PI's Hands-on Approach to Buying Fresh British Meat from Smithfield Market for your Events
29 Jan 2013 |
Two or three times a week our Director of Cooking will drive a PI van to Smithfield Market to pick up, in person, our meat, poultry and game orders for upcoming events. This hands-on approach to food collection is an addiction we acquired at our 9 Elms premises where we conveniently had a market opposite us. The habit has helped us to establish loyal connections with the individuals who personally source, cut and package our meat for catering events of any size. Having a trusting relationship with a supplier is a quality and advantage that you often find at a village butchers shop but rarely in this competitive London catering industry.
One of our suppliers is James Burden Ltd which has expanded so much in the last 30 years that they now use a couple of outlets in Smithfield for different produce. Their meat carving room, which is kept at 7°C, is near the entrance of the market by the clock tower. Large windows reveal the hanging carcasses (cows, pigs, lambs etc) and the carving operation while shop counters have cuts on display for quick purchases.
At 10pm they unload deliveries of fresh meat from the farms in Norfolk, amongst others, and hang them upon the mechanical hooks that reposition the meat within the room as required. The turnover of meat is fast thankfully since it only takes a few days before a pig, for example, becomes sticky. If the carcasses don’t need to be carved into particular cuts then James Burden prepares the animal for wholesale. Similar to the squid cleaner or filleter at Southbank Fresh Fish, each blocksman has a particular cut he specialises in and they will have been making cuts since midnight in anticipation of the orders. They finally put their knives down at 6.30am.
Kenny, James Burden’s meat arm salesmen, works in the office with his father, which is a common collaboration at many markets. On an average day they open up the office at 1am to clear the voicemail of all orders. Finalising the orders, talking to existing and prospective clients, taking tickets down to the shop(s) and wrapping up bookings at the end of the shift takes them to about 8.30am when they will head home. However Kenny says he will be taking orders on his mobile throughout the day and evening until his wife tells him to go to sleep.
Andy, the game and poultry arm shop manager and purchaser, has a good relationship with the British farmers from whom he buys produce and has been to many of the farms in person. One special day Andy took his young son to Telmara Farm in Essex to see the ducks. His son happily played in the duck yard where birds stick together as they roam and run about, taking up only a quarter of the available space. The pheasants, partridge, quails are also bred in Britain and delivered to Smithfield, pre-packaged, within a couple days of leaving the farm.

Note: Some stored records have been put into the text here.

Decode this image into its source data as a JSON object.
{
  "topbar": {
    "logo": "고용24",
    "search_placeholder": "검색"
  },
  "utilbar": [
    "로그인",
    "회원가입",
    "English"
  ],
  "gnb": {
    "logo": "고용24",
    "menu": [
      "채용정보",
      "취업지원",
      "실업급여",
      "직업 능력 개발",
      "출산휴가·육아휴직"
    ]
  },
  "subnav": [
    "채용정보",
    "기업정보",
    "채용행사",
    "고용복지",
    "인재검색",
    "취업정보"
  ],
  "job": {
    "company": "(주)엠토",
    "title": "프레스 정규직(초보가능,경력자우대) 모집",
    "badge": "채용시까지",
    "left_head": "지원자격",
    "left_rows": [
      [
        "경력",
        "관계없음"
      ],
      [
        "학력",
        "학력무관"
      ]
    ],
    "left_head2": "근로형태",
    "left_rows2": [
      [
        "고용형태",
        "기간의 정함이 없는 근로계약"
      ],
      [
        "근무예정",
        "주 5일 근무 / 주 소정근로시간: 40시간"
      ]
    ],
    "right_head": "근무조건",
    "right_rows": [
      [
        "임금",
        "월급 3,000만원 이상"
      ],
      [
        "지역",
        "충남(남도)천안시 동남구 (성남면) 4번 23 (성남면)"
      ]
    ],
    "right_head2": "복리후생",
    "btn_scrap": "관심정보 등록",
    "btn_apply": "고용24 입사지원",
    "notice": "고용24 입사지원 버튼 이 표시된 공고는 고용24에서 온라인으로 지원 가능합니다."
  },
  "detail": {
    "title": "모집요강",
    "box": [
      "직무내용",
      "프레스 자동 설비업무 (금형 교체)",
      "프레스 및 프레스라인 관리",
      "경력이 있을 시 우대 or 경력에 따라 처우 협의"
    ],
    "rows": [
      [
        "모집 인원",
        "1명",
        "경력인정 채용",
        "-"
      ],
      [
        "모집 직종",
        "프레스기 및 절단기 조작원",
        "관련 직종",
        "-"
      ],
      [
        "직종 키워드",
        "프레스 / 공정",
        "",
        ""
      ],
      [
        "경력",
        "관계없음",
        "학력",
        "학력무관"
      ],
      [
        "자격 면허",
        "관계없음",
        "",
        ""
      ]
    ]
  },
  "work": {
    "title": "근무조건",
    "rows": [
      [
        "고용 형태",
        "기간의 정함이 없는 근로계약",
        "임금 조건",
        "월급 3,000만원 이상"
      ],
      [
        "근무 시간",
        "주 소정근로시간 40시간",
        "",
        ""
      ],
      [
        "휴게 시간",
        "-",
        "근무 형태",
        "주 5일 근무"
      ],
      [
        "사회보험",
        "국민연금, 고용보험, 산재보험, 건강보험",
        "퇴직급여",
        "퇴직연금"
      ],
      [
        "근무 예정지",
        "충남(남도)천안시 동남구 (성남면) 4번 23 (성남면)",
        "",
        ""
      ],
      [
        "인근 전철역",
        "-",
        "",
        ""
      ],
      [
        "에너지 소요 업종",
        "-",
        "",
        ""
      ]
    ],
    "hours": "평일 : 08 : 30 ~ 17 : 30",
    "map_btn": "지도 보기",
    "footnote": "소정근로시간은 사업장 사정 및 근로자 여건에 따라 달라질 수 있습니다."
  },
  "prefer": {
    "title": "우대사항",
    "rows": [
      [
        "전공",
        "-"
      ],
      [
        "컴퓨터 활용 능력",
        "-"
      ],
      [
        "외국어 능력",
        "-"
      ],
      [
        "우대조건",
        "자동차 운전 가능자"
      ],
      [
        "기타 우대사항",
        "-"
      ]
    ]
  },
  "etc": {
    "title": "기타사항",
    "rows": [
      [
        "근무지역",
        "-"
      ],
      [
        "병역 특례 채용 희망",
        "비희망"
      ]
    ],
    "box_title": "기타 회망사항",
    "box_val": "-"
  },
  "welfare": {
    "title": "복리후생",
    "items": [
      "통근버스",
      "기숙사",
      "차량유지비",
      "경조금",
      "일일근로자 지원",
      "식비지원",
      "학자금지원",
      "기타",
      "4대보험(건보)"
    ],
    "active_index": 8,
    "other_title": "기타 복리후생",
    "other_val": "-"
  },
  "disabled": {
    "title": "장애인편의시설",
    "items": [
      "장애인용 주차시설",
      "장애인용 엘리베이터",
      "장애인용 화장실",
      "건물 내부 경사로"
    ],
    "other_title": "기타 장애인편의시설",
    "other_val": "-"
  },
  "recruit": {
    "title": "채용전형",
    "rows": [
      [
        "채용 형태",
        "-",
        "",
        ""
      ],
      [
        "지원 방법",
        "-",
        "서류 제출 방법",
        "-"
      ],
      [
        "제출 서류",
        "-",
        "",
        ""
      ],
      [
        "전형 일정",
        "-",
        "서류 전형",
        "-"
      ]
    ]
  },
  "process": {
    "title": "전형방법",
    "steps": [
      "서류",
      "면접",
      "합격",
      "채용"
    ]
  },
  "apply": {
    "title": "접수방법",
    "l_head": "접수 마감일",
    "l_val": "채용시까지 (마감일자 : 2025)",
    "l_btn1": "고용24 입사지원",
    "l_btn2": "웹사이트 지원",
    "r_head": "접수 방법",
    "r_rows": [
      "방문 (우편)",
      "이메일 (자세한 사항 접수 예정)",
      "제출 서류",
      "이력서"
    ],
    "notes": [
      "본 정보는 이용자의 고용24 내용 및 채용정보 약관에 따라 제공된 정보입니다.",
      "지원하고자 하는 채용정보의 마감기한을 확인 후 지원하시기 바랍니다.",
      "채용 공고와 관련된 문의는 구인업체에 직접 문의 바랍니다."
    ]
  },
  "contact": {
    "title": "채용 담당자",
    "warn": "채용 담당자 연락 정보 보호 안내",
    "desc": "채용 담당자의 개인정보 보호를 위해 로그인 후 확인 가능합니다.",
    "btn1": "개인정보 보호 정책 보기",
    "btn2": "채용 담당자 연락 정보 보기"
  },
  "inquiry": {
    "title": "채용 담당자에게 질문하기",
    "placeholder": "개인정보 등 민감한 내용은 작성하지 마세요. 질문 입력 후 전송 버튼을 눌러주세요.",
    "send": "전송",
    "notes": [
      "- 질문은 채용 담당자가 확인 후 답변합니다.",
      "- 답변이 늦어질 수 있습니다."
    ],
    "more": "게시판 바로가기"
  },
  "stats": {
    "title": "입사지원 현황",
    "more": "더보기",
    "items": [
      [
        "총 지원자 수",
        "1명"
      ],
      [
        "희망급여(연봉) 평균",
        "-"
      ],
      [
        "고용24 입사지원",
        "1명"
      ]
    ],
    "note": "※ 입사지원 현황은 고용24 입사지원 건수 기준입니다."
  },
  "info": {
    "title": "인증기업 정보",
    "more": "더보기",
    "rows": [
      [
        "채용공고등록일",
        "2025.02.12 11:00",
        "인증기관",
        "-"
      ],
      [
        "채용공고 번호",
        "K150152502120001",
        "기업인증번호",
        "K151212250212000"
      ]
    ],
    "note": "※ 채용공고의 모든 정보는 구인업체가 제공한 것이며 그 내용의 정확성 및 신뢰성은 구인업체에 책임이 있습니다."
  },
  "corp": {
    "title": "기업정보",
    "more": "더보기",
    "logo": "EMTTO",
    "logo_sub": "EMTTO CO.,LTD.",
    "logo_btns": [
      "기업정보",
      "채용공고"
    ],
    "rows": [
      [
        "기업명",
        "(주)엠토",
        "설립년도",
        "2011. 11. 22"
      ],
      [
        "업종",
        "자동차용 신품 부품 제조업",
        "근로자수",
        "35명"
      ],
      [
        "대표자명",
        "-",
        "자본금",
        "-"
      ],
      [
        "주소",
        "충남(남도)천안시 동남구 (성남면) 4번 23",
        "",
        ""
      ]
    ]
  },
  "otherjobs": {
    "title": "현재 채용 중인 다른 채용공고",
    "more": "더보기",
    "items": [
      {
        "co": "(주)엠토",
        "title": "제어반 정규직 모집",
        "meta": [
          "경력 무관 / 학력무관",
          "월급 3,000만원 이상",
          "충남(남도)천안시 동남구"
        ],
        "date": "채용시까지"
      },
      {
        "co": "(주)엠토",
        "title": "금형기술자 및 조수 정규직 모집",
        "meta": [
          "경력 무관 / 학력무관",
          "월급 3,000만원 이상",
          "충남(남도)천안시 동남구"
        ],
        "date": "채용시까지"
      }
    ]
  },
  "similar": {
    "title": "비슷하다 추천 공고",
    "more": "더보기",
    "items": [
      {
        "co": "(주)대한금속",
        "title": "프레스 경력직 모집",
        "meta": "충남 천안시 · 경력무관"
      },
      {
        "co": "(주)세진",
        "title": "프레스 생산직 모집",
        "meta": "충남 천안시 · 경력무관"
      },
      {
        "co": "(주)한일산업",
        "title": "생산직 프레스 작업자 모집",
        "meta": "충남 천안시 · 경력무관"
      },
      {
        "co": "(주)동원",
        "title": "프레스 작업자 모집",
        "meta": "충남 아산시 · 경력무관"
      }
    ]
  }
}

The market is wide awake when most of London is sleeping (2.30am – 7am), i.e. when the tubes aren’t running. It is busily full of vans and trolleys on Mondays and Fridays so Wednesday is usually a bit quieter. By 6.30am it becomes easier to find parking spaces but many of the counters are bare by then; you’ll see more early-rising City workers cycling through on their Boris bikes than shoppers - meaning bed time for the market.
You are more than welcome to wander around the market yourself during the week as you don’t need to be a business to shop here. Thereafter, you may be interested in doing an early morning pub crawl so check this route out (and we agree about the scotch eggs at The Fox & Anchor).